# Problem requirements:
Take each line below that has "JSON" and copy it.

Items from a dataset
########

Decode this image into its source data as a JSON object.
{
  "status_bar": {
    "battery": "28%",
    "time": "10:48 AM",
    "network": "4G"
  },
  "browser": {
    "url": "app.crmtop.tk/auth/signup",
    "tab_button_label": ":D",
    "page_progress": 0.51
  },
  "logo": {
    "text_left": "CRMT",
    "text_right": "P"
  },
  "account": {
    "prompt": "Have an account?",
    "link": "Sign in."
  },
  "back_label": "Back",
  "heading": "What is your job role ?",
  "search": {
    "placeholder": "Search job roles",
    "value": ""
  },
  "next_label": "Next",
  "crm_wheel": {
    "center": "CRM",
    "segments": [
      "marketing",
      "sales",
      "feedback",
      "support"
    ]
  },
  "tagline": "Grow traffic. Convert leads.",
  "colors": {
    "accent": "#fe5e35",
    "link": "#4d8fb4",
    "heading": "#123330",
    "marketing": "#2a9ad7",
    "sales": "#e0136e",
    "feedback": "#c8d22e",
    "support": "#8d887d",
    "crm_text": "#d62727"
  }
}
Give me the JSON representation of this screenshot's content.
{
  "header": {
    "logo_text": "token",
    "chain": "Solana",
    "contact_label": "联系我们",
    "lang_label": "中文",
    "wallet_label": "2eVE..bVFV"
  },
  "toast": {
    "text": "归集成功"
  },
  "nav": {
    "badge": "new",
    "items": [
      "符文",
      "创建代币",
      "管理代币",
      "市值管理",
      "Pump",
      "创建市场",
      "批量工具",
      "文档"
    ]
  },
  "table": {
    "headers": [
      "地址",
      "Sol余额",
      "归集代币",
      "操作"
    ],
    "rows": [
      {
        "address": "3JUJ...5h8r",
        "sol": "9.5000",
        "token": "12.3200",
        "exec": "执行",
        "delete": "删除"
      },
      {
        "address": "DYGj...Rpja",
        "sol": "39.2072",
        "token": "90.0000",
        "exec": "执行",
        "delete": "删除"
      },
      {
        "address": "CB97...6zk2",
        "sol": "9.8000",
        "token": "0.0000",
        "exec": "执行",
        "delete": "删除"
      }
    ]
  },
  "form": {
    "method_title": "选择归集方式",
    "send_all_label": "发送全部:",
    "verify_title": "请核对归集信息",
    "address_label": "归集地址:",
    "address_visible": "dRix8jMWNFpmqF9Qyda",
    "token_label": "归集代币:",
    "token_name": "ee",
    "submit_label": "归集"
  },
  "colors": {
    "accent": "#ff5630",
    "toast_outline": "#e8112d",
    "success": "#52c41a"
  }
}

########

# Your response:
Decode this image into its source data as a JSON object.
Give me the JSON representation of this screenshot's content.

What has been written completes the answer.